§ **BRIEF**:
Please return every line from the entries that has the string "background" in it.

§ **THE RECORDS**:

#####

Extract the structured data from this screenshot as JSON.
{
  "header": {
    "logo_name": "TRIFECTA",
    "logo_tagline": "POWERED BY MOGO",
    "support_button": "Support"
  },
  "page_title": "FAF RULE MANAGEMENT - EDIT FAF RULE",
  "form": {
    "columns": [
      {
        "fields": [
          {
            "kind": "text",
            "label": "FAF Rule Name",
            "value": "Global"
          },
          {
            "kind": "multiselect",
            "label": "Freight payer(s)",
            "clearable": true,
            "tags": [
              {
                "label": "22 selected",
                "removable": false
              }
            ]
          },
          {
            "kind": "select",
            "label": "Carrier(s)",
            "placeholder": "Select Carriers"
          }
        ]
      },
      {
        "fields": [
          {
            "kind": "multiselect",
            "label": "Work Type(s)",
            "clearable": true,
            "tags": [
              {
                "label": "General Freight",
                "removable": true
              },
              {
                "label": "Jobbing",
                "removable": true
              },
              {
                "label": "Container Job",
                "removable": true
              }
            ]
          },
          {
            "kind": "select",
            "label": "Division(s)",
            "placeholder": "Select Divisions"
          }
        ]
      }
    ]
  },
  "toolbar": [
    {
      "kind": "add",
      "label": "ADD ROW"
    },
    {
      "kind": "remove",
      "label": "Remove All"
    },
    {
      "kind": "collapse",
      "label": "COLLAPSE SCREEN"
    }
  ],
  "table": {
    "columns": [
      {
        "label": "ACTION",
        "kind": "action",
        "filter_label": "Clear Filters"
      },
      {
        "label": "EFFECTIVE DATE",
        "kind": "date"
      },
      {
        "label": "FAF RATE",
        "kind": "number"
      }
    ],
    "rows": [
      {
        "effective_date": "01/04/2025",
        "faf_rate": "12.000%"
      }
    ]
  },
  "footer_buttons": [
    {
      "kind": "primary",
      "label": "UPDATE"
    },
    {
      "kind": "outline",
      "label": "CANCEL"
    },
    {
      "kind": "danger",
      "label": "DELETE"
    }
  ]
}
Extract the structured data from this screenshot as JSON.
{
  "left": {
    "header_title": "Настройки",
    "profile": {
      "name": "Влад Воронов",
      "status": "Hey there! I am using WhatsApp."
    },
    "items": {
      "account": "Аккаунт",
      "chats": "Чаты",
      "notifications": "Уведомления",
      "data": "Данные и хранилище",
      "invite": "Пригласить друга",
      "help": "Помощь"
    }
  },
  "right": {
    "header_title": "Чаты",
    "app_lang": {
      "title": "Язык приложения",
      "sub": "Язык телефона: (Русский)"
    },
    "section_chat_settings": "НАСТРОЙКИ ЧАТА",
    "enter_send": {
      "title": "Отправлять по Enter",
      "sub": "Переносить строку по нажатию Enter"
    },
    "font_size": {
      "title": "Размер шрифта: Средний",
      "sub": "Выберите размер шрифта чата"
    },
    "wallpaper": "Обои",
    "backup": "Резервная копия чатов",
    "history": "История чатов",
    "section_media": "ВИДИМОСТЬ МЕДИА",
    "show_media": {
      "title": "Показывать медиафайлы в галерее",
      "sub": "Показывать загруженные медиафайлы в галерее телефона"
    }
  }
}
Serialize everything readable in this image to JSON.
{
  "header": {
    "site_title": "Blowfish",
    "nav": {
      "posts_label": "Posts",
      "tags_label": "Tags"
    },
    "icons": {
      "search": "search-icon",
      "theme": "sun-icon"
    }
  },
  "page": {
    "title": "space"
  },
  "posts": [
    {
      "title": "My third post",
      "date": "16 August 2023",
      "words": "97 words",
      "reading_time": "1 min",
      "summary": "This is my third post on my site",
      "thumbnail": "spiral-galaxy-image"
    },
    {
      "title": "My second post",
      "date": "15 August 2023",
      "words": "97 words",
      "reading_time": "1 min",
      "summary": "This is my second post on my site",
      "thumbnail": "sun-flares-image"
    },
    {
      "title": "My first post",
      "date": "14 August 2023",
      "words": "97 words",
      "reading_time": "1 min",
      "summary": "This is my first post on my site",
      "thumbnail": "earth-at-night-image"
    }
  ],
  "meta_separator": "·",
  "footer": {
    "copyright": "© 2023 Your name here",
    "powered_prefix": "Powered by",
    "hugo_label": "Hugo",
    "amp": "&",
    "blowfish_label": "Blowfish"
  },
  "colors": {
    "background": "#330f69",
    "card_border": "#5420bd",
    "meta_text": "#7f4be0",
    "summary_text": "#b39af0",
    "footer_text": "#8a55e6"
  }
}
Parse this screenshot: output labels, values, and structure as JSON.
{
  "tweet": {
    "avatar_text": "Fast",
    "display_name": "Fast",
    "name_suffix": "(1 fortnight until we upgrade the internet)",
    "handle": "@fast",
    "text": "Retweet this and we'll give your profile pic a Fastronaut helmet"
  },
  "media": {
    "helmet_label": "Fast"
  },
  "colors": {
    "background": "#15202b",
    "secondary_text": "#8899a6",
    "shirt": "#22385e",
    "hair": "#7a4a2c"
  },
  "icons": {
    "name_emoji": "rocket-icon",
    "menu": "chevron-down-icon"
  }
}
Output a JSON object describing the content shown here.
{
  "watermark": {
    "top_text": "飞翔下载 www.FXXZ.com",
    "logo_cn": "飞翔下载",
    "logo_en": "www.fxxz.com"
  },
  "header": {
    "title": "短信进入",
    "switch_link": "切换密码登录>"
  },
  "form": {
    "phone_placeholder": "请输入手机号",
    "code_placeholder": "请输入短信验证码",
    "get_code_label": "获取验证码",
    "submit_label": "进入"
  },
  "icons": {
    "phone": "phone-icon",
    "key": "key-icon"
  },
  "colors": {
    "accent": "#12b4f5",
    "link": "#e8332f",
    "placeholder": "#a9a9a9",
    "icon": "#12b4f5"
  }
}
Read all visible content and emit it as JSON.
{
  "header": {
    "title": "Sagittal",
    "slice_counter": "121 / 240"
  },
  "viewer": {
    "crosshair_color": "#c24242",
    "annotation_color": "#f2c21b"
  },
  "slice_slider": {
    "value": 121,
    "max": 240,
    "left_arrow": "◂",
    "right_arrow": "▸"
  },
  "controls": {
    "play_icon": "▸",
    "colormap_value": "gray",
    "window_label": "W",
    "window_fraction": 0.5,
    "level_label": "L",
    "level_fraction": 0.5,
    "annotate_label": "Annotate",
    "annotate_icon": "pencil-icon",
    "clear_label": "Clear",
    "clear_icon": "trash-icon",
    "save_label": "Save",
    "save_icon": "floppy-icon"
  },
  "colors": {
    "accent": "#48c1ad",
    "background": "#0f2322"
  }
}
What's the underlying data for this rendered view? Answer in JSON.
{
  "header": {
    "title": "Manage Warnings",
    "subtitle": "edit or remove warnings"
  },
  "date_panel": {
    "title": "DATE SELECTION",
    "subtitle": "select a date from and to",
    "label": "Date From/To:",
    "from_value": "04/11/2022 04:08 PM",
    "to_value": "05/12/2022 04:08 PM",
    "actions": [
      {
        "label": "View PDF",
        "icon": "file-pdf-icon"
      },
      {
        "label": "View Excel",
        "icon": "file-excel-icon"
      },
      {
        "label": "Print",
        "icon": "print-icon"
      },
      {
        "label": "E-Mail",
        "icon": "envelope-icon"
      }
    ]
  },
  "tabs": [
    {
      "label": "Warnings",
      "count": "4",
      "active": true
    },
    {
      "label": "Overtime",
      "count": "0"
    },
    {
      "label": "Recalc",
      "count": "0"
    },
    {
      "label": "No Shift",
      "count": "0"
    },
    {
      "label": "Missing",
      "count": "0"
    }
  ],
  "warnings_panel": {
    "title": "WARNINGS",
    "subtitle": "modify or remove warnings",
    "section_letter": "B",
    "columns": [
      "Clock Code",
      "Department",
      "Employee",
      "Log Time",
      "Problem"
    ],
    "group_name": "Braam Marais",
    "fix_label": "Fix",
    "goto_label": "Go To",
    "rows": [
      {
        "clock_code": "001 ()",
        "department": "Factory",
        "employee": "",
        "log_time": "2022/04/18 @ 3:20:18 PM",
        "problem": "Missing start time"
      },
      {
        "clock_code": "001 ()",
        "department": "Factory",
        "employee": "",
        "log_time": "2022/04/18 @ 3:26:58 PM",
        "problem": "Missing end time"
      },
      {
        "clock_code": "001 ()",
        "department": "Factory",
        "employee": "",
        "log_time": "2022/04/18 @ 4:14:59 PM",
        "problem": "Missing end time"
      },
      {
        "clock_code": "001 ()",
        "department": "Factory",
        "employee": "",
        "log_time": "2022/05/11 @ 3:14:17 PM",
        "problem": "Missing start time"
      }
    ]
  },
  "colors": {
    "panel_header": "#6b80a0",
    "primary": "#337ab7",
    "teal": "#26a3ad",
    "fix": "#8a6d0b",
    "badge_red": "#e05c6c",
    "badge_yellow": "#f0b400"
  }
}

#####

§ **WRITTEN SOLUTION**:
    "background": "#330f69",
    "background": "#15202b",
    "background": "#0f2322"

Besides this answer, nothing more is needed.